All sarcasm aside, some people are getting pretty miffed over the premise of Resident Evil 5, in which Chris Redfield returns to blow his way through the usual zombie (or zombie-like) mobs. The mobs in this RE happen to be Black because the game takes place in Africa. While the creators have assured us that the choice to use Africa is not one made out of prejudice but rather based on the notion of Africa being the cradle of life, GamePolitics proves that the message is not getting through.
Your Black Writers featured an article that addresses the "tragedy" that is Resident Evil 5, and its depiction of Africans as "savages and helpless imbeciles." Here's a brief excerpt from the piece:
The trailer featured a Caucasian male mutilating African villages, along with Africans. With the not-so ancient history of colonialism and neo-colonialism in Africa, the issue of racial insensitivity and indifference must be brought to the centerfold. This patent-reality must be interrogated excruciatingly to expose the silliness of those who claim the 21st century marked the dawn of a post-racial world.
The article then goes on to talk about Black-on-Black violence depicted in other forms of media, including Grand Theft Auto. I can only assume the writer meant San Andreas, because last I checked, Tommy Vercetti and Niko Bellic weren't African-American.
In regards to Capcom's response to claims of racism (the company denies it, of course), the writer had this to say:
To say the least, Resident Evil 5 producer, Jun Takeuchi, appears to be a card-carrying member of that classic club which pride themselves in being comfortably uninformed of the racial realities that engulf the societies in which they exist.

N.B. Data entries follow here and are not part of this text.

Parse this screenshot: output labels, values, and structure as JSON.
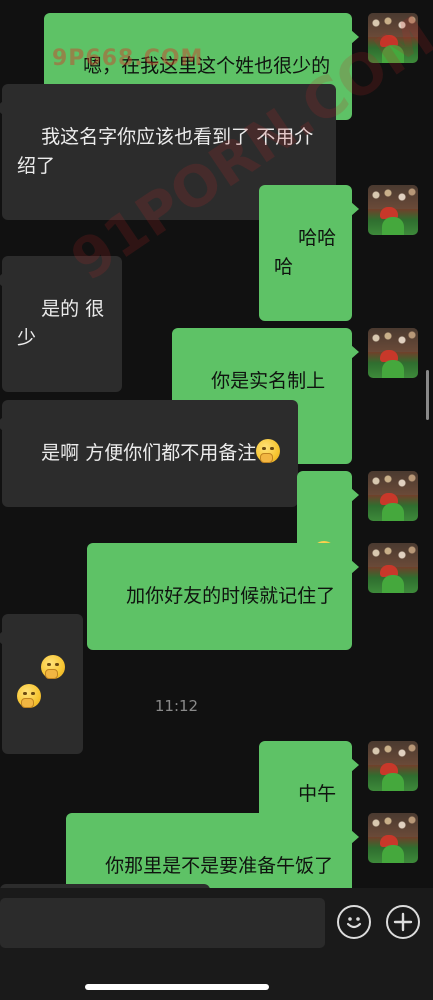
{
  "messages": [
    {
      "dir": "out",
      "text": "嗯，在我这里这个姓也很少的"
    },
    {
      "dir": "in",
      "text": "我这名字你应该也看到了 不用介\n绍了"
    },
    {
      "dir": "out",
      "text": "哈哈哈"
    },
    {
      "dir": "in",
      "text": "是的 很少"
    },
    {
      "dir": "out",
      "text": "你是实名制上网"
    },
    {
      "dir": "in",
      "text": "是啊 方便你们都不用备注"
    },
    {
      "dir": "out",
      "text": ""
    },
    {
      "dir": "out",
      "text": "加你好友的时候就记住了"
    },
    {
      "dir": "in",
      "text": ""
    },
    {
      "dir": "out",
      "text": "中午了"
    },
    {
      "dir": "out",
      "text": "你那里是不是要准备午饭了"
    }
  ],
  "timestamp": "11:12",
  "watermarks": {
    "top": "9P668.COM",
    "diagonal": "91PORN.COM"
  },
  "icons": {
    "emoji": "thinking-face-emoji",
    "smiley_button": "smiley-face-icon",
    "plus_button": "plus-circle-icon"
  }
}
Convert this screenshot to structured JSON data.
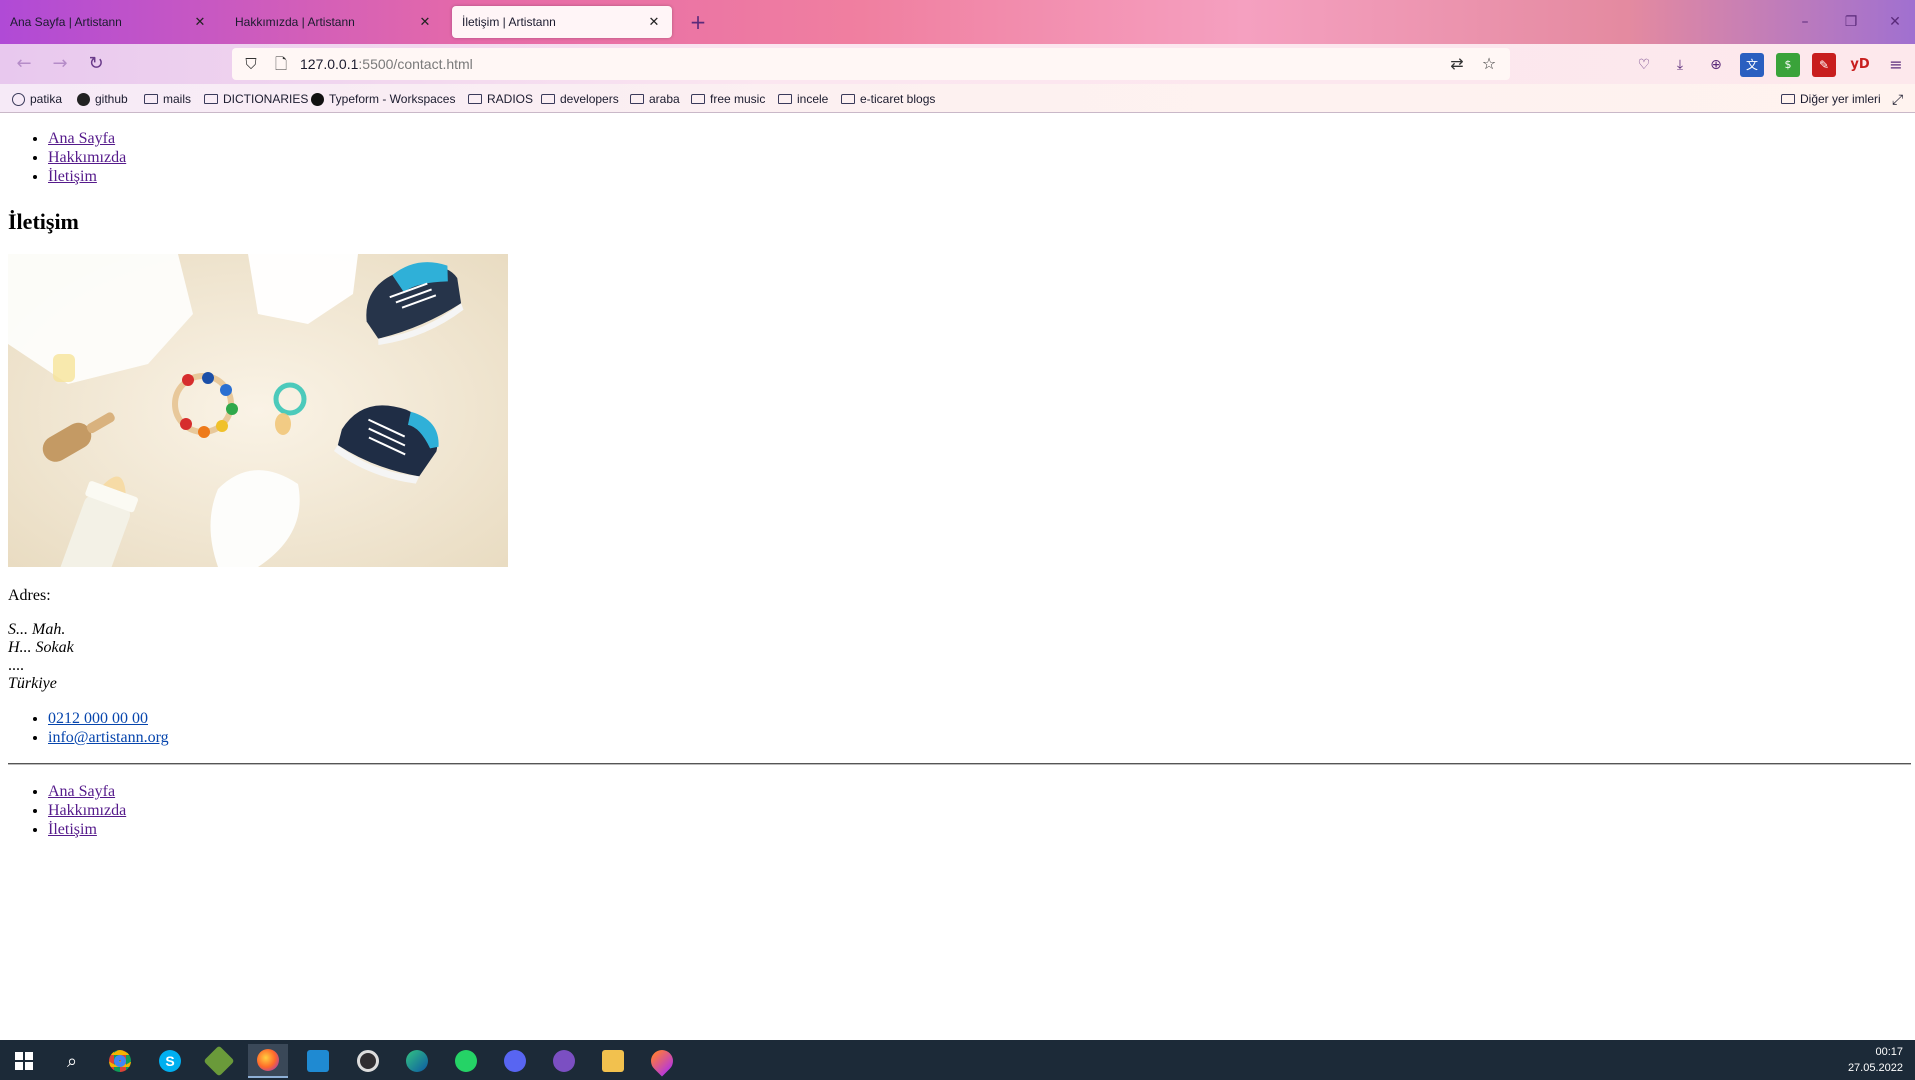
{
  "browser": {
    "tabs": [
      {
        "label": "Ana Sayfa | Artistann",
        "active": false
      },
      {
        "label": "Hakkımızda | Artistann",
        "active": false
      },
      {
        "label": "İletişim | Artistann",
        "active": true
      }
    ],
    "url": {
      "host": "127.0.0.1",
      "rest": ":5500/contact.html"
    },
    "bookmarks": [
      {
        "label": "patika",
        "icon": "globe-icon"
      },
      {
        "label": "github",
        "icon": "github-icon"
      },
      {
        "label": "mails",
        "icon": "folder-icon"
      },
      {
        "label": "DICTIONARIES",
        "icon": "folder-icon"
      },
      {
        "label": "Typeform - Workspaces",
        "icon": "typeform-icon"
      },
      {
        "label": "RADIOS",
        "icon": "folder-icon"
      },
      {
        "label": "developers",
        "icon": "folder-icon"
      },
      {
        "label": "araba",
        "icon": "folder-icon"
      },
      {
        "label": "free music",
        "icon": "folder-icon"
      },
      {
        "label": "incele",
        "icon": "folder-icon"
      },
      {
        "label": "e-ticaret blogs",
        "icon": "folder-icon"
      }
    ],
    "other_bookmarks": "Diğer yer imleri",
    "extensions": {
      "yd_label": "yD"
    }
  },
  "page": {
    "nav": [
      "Ana Sayfa",
      "Hakkımızda",
      "İletişim"
    ],
    "title": "İletişim",
    "address_label": "Adres:",
    "address_lines": [
      "S... Mah.",
      "H... Sokak",
      "....",
      "Türkiye"
    ],
    "contacts": [
      "0212 000 00 00",
      "info@artistann.org"
    ],
    "footer_nav": [
      "Ana Sayfa",
      "Hakkımızda",
      "İletişim"
    ]
  },
  "taskbar": {
    "time": "00:17",
    "date": "27.05.2022"
  },
  "colors": {
    "link_visited": "#551a8b",
    "link_blue": "#0645ad",
    "taskbar": "#1c2a38"
  }
}
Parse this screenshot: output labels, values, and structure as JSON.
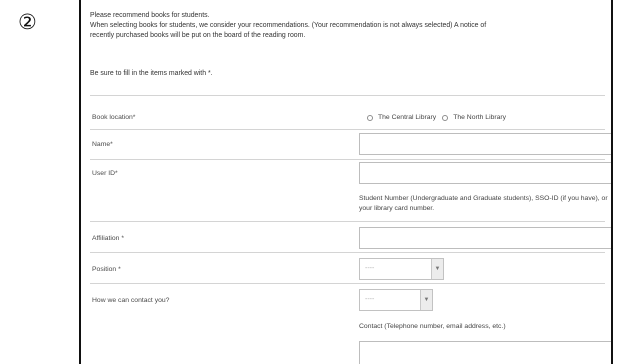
{
  "step_marker": "②",
  "intro": {
    "line1": "Please recommend books for students.",
    "line2": "When selecting books for students, we consider your recommendations. (Your recommendation is not always selected) A notice of",
    "line3": "recently purchased books will be put on the board of the reading room."
  },
  "required_note": "Be sure to fill in the items marked with *.",
  "form": {
    "book_location": {
      "label": "Book location*",
      "options": [
        "The Central Library",
        "The North Library"
      ]
    },
    "name": {
      "label": "Name*",
      "value": ""
    },
    "user_id": {
      "label": "User ID*",
      "value": "",
      "hint": "Student Number (Undergraduate and Graduate students), SSO-ID (if you have), or your library card number."
    },
    "affiliation": {
      "label": "Affiliation *",
      "value": ""
    },
    "position": {
      "label": "Position *",
      "selected": "----"
    },
    "contact_method": {
      "label": "How we can contact you?",
      "selected": "----"
    },
    "contact": {
      "hint": "Contact (Telephone number, email address, etc.)",
      "value": ""
    }
  }
}
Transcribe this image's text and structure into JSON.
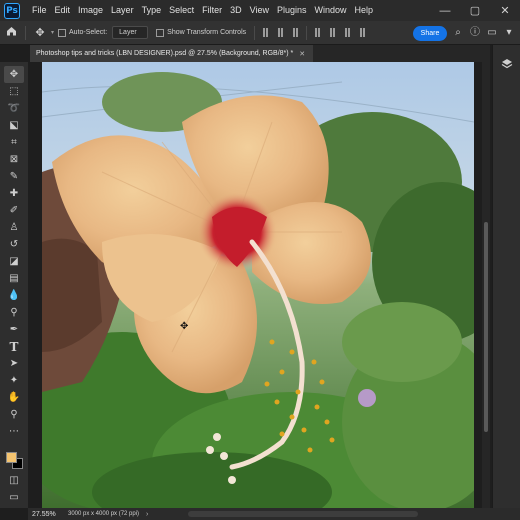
{
  "app": {
    "logo": "Ps"
  },
  "menu": [
    "File",
    "Edit",
    "Image",
    "Layer",
    "Type",
    "Select",
    "Filter",
    "3D",
    "View",
    "Plugins",
    "Window",
    "Help"
  ],
  "window_controls": {
    "minimize": "—",
    "restore": "▢",
    "close": "✕"
  },
  "options": {
    "home_icon": "home-icon",
    "move_icon": "move-icon",
    "auto_select_label": "Auto-Select:",
    "auto_select_target": "Layer",
    "show_transform_label": "Show Transform Controls",
    "share_label": "Share"
  },
  "document": {
    "tab_title": "Photoshop tips and tricks (LBN DESIGNER).psd @ 27.5% (Background, RGB/8*) *",
    "close_icon": "close-icon"
  },
  "tools": [
    "move-tool",
    "artboard-tool",
    "lasso-tool",
    "object-select-tool",
    "crop-tool",
    "frame-tool",
    "eyedropper-tool",
    "healing-brush-tool",
    "brush-tool",
    "clone-stamp-tool",
    "history-brush-tool",
    "eraser-tool",
    "gradient-tool",
    "blur-tool",
    "dodge-tool",
    "pen-tool",
    "type-tool",
    "path-select-tool",
    "rectangle-tool",
    "hand-tool",
    "zoom-tool",
    "more-tools"
  ],
  "colors": {
    "foreground": "#f4c470",
    "background": "#000000",
    "accent": "#1473e6"
  },
  "status": {
    "zoom": "27.55%",
    "doc_info": "3000 px x 4000 px (72 ppi)"
  }
}
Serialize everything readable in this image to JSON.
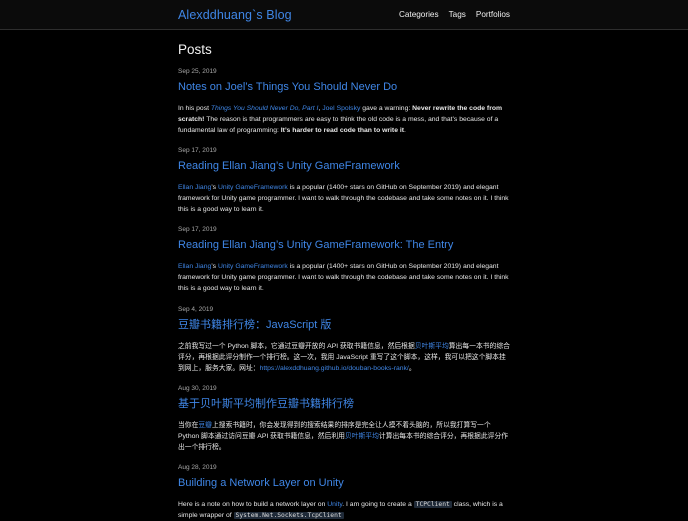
{
  "header": {
    "site_title": "Alexddhuang`s Blog",
    "nav": [
      "Categories",
      "Tags",
      "Portfolios"
    ]
  },
  "page": {
    "heading": "Posts"
  },
  "posts": [
    {
      "date": "Sep 25, 2019",
      "title": "Notes on Joel’s Things You Should Never Do",
      "excerpt": {
        "a": "In his post ",
        "link1": "Things You Should Never Do, Part I",
        "b": ", ",
        "link2": "Joel Spolsky",
        "c": " gave a warning: ",
        "bold1": "Never rewrite the code from scratch!",
        "d": " The reason is that programmers are easy to think the old code is a mess, and that’s because of a fundamental law of programming: ",
        "bold2": "It’s harder to read code than to write it",
        "e": "."
      }
    },
    {
      "date": "Sep 17, 2019",
      "title": "Reading Ellan Jiang’s Unity GameFramework",
      "excerpt": {
        "link1": "Ellan Jiang",
        "a": "’s ",
        "link2": "Unity GameFramework",
        "b": " is a popular (1400+ stars on GitHub on September 2019) and elegant framework for Unity game programmer. I want to walk through the codebase and take some notes on it. I think this is a good way to learn it."
      }
    },
    {
      "date": "Sep 17, 2019",
      "title": "Reading Ellan Jiang’s Unity GameFramework: The Entry",
      "excerpt": {
        "link1": "Ellan Jiang",
        "a": "’s ",
        "link2": "Unity GameFramework",
        "b": " is a popular (1400+ stars on GitHub on September 2019) and elegant framework for Unity game programmer. I want to walk through the codebase and take some notes on it. I think this is a good way to learn it."
      }
    },
    {
      "date": "Sep 4, 2019",
      "title": "豆瓣书籍排行榜：JavaScript 版",
      "excerpt": {
        "a": "之前我写过一个 Python 脚本，它通过豆瓣开放的 API 获取书籍信息，然后根据",
        "link1": "贝叶斯平均",
        "b": "算出每一本书的综合评分，再根据此评分制作一个排行榜。这一次，我用 JavaScript 重写了这个脚本，这样，我可以把这个脚本挂到网上，服务大家。网址：",
        "link2": "https://alexddhuang.github.io/douban-books-rank/",
        "c": "。"
      }
    },
    {
      "date": "Aug 30, 2019",
      "title": "基于贝叶斯平均制作豆瓣书籍排行榜",
      "excerpt": {
        "a": "当你在",
        "link1": "豆瓣",
        "b": "上搜索书籍时，你会发现得到的搜索结果的排序是完全让人摸不着头脑的，所以我打算写一个 Python 脚本通过访问豆瓣 API 获取书籍信息，然后利用",
        "link2": "贝叶斯平均",
        "c": "计算出每本书的综合评分，再根据此评分作出一个排行榜。"
      }
    },
    {
      "date": "Aug 28, 2019",
      "title": "Building a Network Layer on Unity",
      "excerpt": {
        "a": "Here is a note on how to build a network layer on ",
        "link1": "Unity",
        "b": ". I am going to create a ",
        "code1": "TCPClient",
        "c": " class, which is a simple wrapper of ",
        "code2": "System.Net.Sockets.TcpClient"
      }
    }
  ]
}
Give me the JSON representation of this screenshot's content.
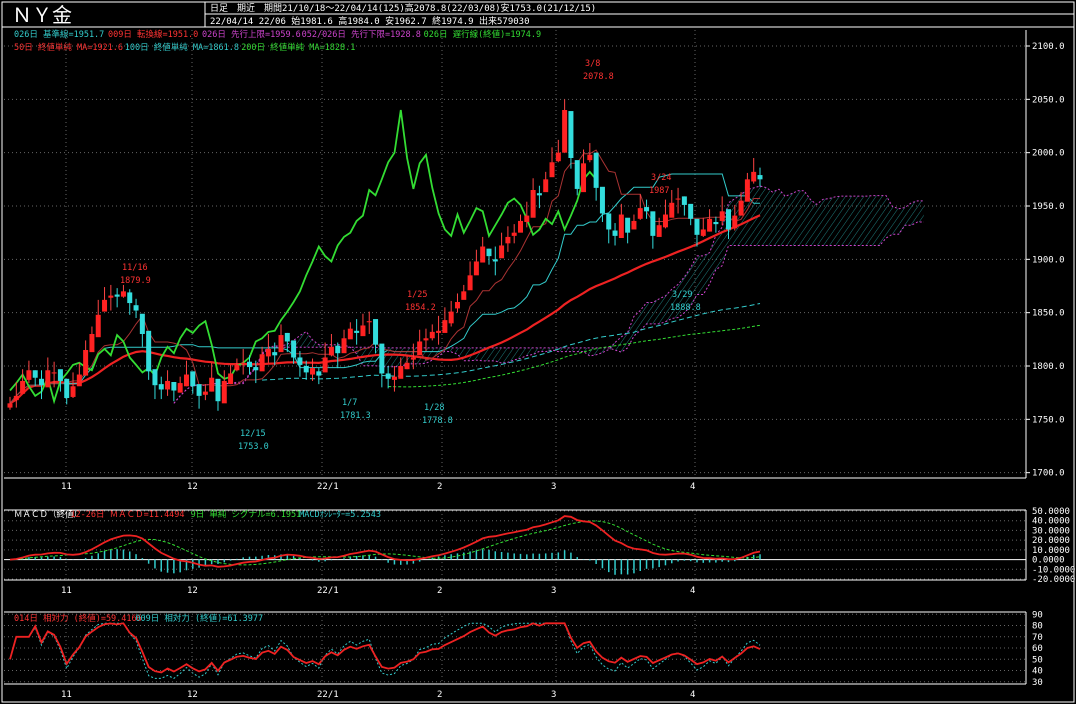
{
  "header": {
    "title": "ＮＹ金",
    "mode": "日足　期近",
    "period_line": "期間21/10/18～22/04/14(125)高2078.8(22/03/08)安1753.0(21/12/15)",
    "ohlc_line": "22/04/14 22/06 始1981.6 高1984.0 安1962.7 終1974.9 出来579030"
  },
  "legend": {
    "row1": [
      {
        "text": "026日 基準線=1951.7",
        "color": "#33cccc"
      },
      {
        "text": "009日 転換線=1951.0",
        "color": "#ff3333"
      },
      {
        "text": "026日 先行上限=1959.6",
        "color": "#cc44cc"
      },
      {
        "text": "052/026日 先行下限=1928.8",
        "color": "#cc44cc"
      },
      {
        "text": "026日 遅行線(終値)=1974.9",
        "color": "#33dd33"
      }
    ],
    "row2": [
      {
        "text": "50日 終値単純 MA=1921.6",
        "color": "#ff3333"
      },
      {
        "text": "100日 終値単純 MA=1861.8",
        "color": "#33cccc"
      },
      {
        "text": "200日 終値単純 MA=1828.1",
        "color": "#33dd33"
      }
    ]
  },
  "macd_legend": [
    {
      "text": "ＭＡＣＤ（終値）",
      "color": "#ffffff"
    },
    {
      "text": "12-26日 ＭＡＣＤ=11.4494",
      "color": "#ff3333"
    },
    {
      "text": "9日 単純 シグナル=6.1951",
      "color": "#33dd33"
    },
    {
      "text": "MACDｵｼﾚｰﾀｰ=5.2543",
      "color": "#33cccc"
    }
  ],
  "rsi_legend": [
    {
      "text": "014日 相対力 (終値)=59.4166",
      "color": "#ff3333"
    },
    {
      "text": "009日 相対力 (終値)=61.3977",
      "color": "#33cccc"
    }
  ],
  "chart_data": [
    {
      "type": "candlestick",
      "title": "ＮＹ金",
      "x_tick_labels": [
        "11",
        "12",
        "22/1",
        "2",
        "3",
        "4"
      ],
      "y_ticks": [
        1700,
        1750,
        1800,
        1850,
        1900,
        1950,
        2000,
        2050,
        2100
      ],
      "ylim": [
        1700,
        2115
      ],
      "grid": true,
      "annotations": [
        {
          "date": "11/16",
          "value": "1879.9",
          "color": "#ff3333"
        },
        {
          "date": "12/15",
          "value": "1753.0",
          "color": "#33cccc"
        },
        {
          "date": "1/7",
          "value": "1781.3",
          "color": "#33cccc"
        },
        {
          "date": "1/25",
          "value": "1854.2",
          "color": "#ff3333"
        },
        {
          "date": "1/28",
          "value": "1778.8",
          "color": "#33cccc"
        },
        {
          "date": "3/8",
          "value": "2078.8",
          "color": "#ff3333"
        },
        {
          "date": "3/24",
          "value": "1987",
          "color": "#ff3333"
        },
        {
          "date": "3/29",
          "value": "1888.8",
          "color": "#33cccc"
        }
      ],
      "closes_approx": [
        1765,
        1772,
        1786,
        1796,
        1789,
        1782,
        1796,
        1794,
        1786,
        1770,
        1781,
        1792,
        1815,
        1830,
        1848,
        1862,
        1866,
        1865,
        1870,
        1859,
        1852,
        1830,
        1795,
        1782,
        1778,
        1786,
        1777,
        1784,
        1792,
        1781,
        1772,
        1776,
        1789,
        1767,
        1786,
        1793,
        1801,
        1803,
        1799,
        1796,
        1811,
        1816,
        1810,
        1829,
        1823,
        1808,
        1801,
        1794,
        1798,
        1791,
        1808,
        1818,
        1812,
        1826,
        1835,
        1831,
        1838,
        1842,
        1820,
        1793,
        1788,
        1790,
        1800,
        1803,
        1808,
        1823,
        1826,
        1832,
        1833,
        1843,
        1851,
        1860,
        1870,
        1885,
        1898,
        1912,
        1903,
        1898,
        1913,
        1921,
        1925,
        1936,
        1941,
        1965,
        1960,
        1975,
        1991,
        2000,
        2040,
        1995,
        1966,
        1990,
        1998,
        1967,
        1943,
        1928,
        1922,
        1942,
        1925,
        1936,
        1948,
        1945,
        1922,
        1932,
        1942,
        1953,
        1957,
        1951,
        1938,
        1923,
        1928,
        1938,
        1933,
        1945,
        1928,
        1941,
        1955,
        1975,
        1982,
        1975
      ]
    },
    {
      "type": "line",
      "title": "ＭＡＣＤ（終値）",
      "y_ticks": [
        "50.0000",
        "40.0000",
        "30.0000",
        "20.0000",
        "10.0000",
        "0.0000",
        "-10.0000",
        "-20.0000"
      ],
      "ylim": [
        -20,
        50
      ],
      "series": [
        {
          "name": "12-26日 ＭＡＣＤ",
          "last": 11.4494
        },
        {
          "name": "9日 単純 シグナル",
          "last": 6.1951
        },
        {
          "name": "MACDｵｼﾚｰﾀｰ",
          "last": 5.2543
        }
      ]
    },
    {
      "type": "line",
      "title": "相対力",
      "y_ticks": [
        90,
        80,
        70,
        60,
        50,
        40,
        30
      ],
      "ylim": [
        30,
        90
      ],
      "series": [
        {
          "name": "014日 相対力 (終値)",
          "last": 59.4166
        },
        {
          "name": "009日 相対力 (終値)",
          "last": 61.3977
        }
      ]
    }
  ],
  "colors": {
    "up": "#ff2222",
    "down": "#33dddd",
    "tenkan": "#ff3333",
    "kijun": "#33cccc",
    "chikou": "#33dd33",
    "cloud": "#cc44cc",
    "grid": "#666666"
  }
}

He claimed to be bitterly misinformed of the racial conundrum he had created. In an interview with Japan's “Famitsu magazine,” he spoke unabashedly about the decision to use Africa as the setting for this installment of the video-game phenomena, saying, "We really wanted to show the origins of the virus, so for the setting we thought, how about using the place where humankind was born... We thought we would use Africa, which is now called the birthplace of humanity." In response to those who labeled his “art-work” as racially-charged, Takeuchi responded, stating, “In terms of the reaction, we're in the business of entertainment… We didn't set out to make a racist game or a political statement. We did feel there was a misunderstanding about the initial trailer.”
Our disgruntled writer concludes his entry by asking readers why there is a shortage of positive Black/Brown role models in media/on TV. And I ask you this: should I be upset because there is an entire lack of Asian representation in media, or that people think all Asians look the same? By this mode of logic, I ought to be offended by the Chinese-on-Chinese violence in Stranglehold.
If Resident Evil 5 is racist towards Africans/Blacks, then was Resident Evil 4 racist toward Spaniards? As a gamer, I only see zombies.